1. How common is cancer?
Cancer is rapidly increasing in India and most of us are sitting ducks. Just talking about cervical cancer, in India it is seen that 200 women die every day i.e. one woman every 7 minutes.
2. What are the common cancers affecting women?
Indian women are most prone to Cancer of the Cervix (neck of the womb); Breast cancer comes second; other cancers affecting women are those involving the ovaries and uterine wall.
3. Does cancer mean death?
Many cancers detected early have a near complete recovery. Cancers detected in the late stage after spreading to other organs generally carry a poor prognosis.
4. Can I prevent cancer?
General measures of preventing cancer would include a healthy lifestyle – avoiding tobacco use, minimizing alcohol and food with preservatives, living in a pollution-free environment and maintain a healthy diet and regular exercise regime. Inspite of all this, cancer can often not be prevented. For cervical cancer over the last few years a vaccine with 75% protection has been developed.
5. What does screening for cancer mean and who should be screened?

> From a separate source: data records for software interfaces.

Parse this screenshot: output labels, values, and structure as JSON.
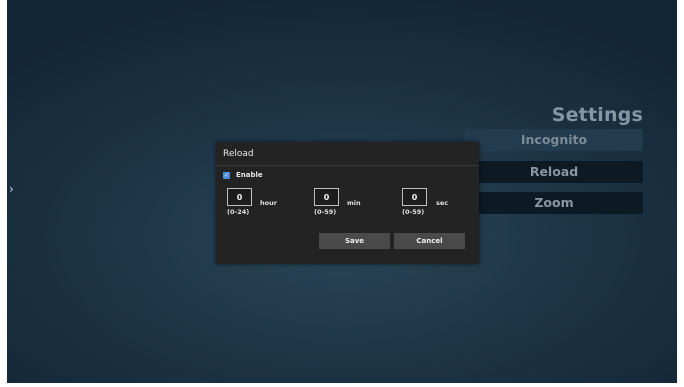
{
  "nav": {
    "left_arrow": "›",
    "right_arrow": "‹"
  },
  "settings": {
    "title": "Settings",
    "menu": [
      {
        "label": "Incognito"
      },
      {
        "label": "Reload"
      },
      {
        "label": "Zoom"
      }
    ]
  },
  "dialog": {
    "title": "Reload",
    "enable": {
      "label": "Enable",
      "checked": true,
      "check_glyph": "✓"
    },
    "fields": [
      {
        "value": "0",
        "unit": "hour",
        "range": "(0-24)"
      },
      {
        "value": "0",
        "unit": "min",
        "range": "(0-59)"
      },
      {
        "value": "0",
        "unit": "sec",
        "range": "(0-59)"
      }
    ],
    "save_label": "Save",
    "cancel_label": "Cancel"
  },
  "colors": {
    "accent_checkbox": "#4a8fe0",
    "dialog_bg": "#232323",
    "background": "#1c3344"
  }
}
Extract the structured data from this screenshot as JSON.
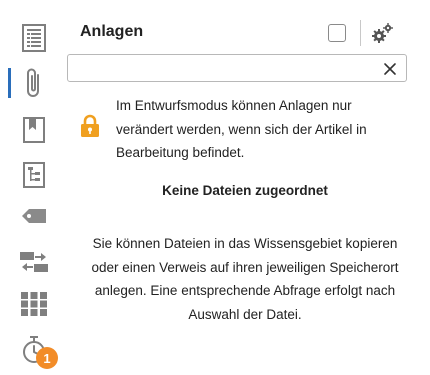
{
  "panel": {
    "title": "Anlagen",
    "settings_icon": "gears-icon"
  },
  "search": {
    "value": "",
    "placeholder": "",
    "clear_label": "×"
  },
  "info": {
    "icon": "lock-icon",
    "text": "Im Entwurfsmodus können Anlagen nur verändert werden, wenn sich der Artikel in Bearbeitung befindet."
  },
  "empty": {
    "title": "Keine Dateien zugeordnet",
    "description": "Sie können Dateien in das Wissensgebiet kopieren oder einen Verweis auf ihren jeweiligen Speicherort anlegen. Eine entsprechende Abfrage erfolgt nach Auswahl der Datei."
  },
  "rail": {
    "items": [
      {
        "icon": "document-list-icon"
      },
      {
        "icon": "paperclip-icon",
        "active": true
      },
      {
        "icon": "bookmark-icon"
      },
      {
        "icon": "tree-structure-icon"
      },
      {
        "icon": "tag-icon"
      },
      {
        "icon": "transfer-icon"
      },
      {
        "icon": "grid-icon"
      },
      {
        "icon": "timer-icon",
        "badge": "1"
      }
    ]
  },
  "colors": {
    "accent": "#2a6ebb",
    "icon_gray": "#7f7f7f",
    "lock": "#f0a020",
    "badge": "#f28c28"
  }
}
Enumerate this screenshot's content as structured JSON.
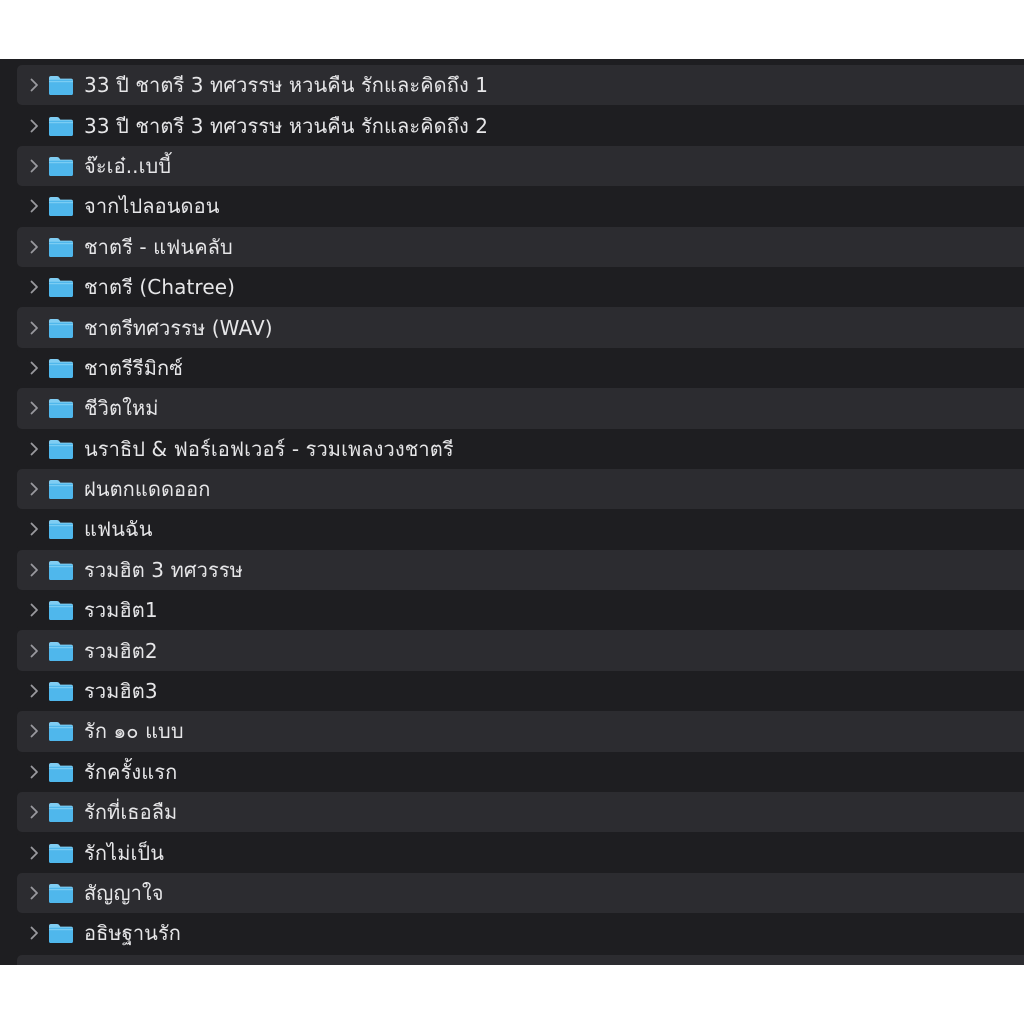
{
  "colors": {
    "window_bg": "#1e1e21",
    "row_alt_bg": "#2c2c30",
    "text": "#e6e6e8",
    "chevron": "#9a9a9f",
    "folder_body": "#4fb7ec",
    "folder_tab": "#7fcdf3"
  },
  "icons": {
    "disclosure": "chevron-right-icon",
    "item": "folder-icon"
  },
  "folders": [
    {
      "name": "33 ปี ชาตรี 3 ทศวรรษ หวนคืน รักและคิดถึง 1"
    },
    {
      "name": "33 ปี ชาตรี 3 ทศวรรษ หวนคืน รักและคิดถึง 2"
    },
    {
      "name": "จ๊ะเอ๋..เบบี้"
    },
    {
      "name": "จากไปลอนดอน"
    },
    {
      "name": "ชาตรี - แฟนคลับ"
    },
    {
      "name": "ชาตรี (Chatree)"
    },
    {
      "name": "ชาตรีทศวรรษ (WAV)"
    },
    {
      "name": "ชาตรีรีมิกซ์"
    },
    {
      "name": "ชีวิตใหม่"
    },
    {
      "name": "นราธิป & ฟอร์เอฟเวอร์ - รวมเพลงวงชาตรี"
    },
    {
      "name": "ฝนตกแดดออก"
    },
    {
      "name": "แฟนฉัน"
    },
    {
      "name": "รวมฮิต 3 ทศวรรษ"
    },
    {
      "name": "รวมฮิต1"
    },
    {
      "name": "รวมฮิต2"
    },
    {
      "name": "รวมฮิต3"
    },
    {
      "name": "รัก ๑๐ แบบ"
    },
    {
      "name": "รักครั้งแรก"
    },
    {
      "name": "รักที่เธอลืม"
    },
    {
      "name": "รักไม่เป็น"
    },
    {
      "name": "สัญญาใจ"
    },
    {
      "name": "อธิษฐานรัก"
    }
  ]
}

Screening is a procedure adopted to pick up cancer in a healthy population of subjects who have no problems. It helps in early detection increasing treatment options and improving life expectancy. The most popular screening for cervical cancer is the Pap smear. Cancer of the uterus and ovary may be suspected by a sonography done by the trans-vaginal route.
6. What may I expect when going for my first Pap smear?
The Pap smear essentially is a scrape from the neck of the womb to collect cells and observe them under the microscope for signs of cancer. It is not painful but may cause some discomfort much like a pelvic examination. Done when there is no menstrual bleeding, it usually takes just a few minutes. All sexually active women should have regular Pap smears every 3 years.
7. What are the early signs of cancer?
Early signs of cervical cancer include blood-stained discharge intermittently during the cycle or after intercourse or menopause. Often however there may not be any symptoms and that is the reason why regular Pap smears are advised.
8. I have been told to have cancer. I am very afraid. What to do?
One important thing for cancer is early evaluation and treatment. For most early cancers surgery is the first treatment offered. In later stages surgery is avoided or complemented with chemotherapy and radiotherapy. Whatever be your case, you need urgent evaluation preferably in a multispecialty cancer hospital where all modalities of care would be available.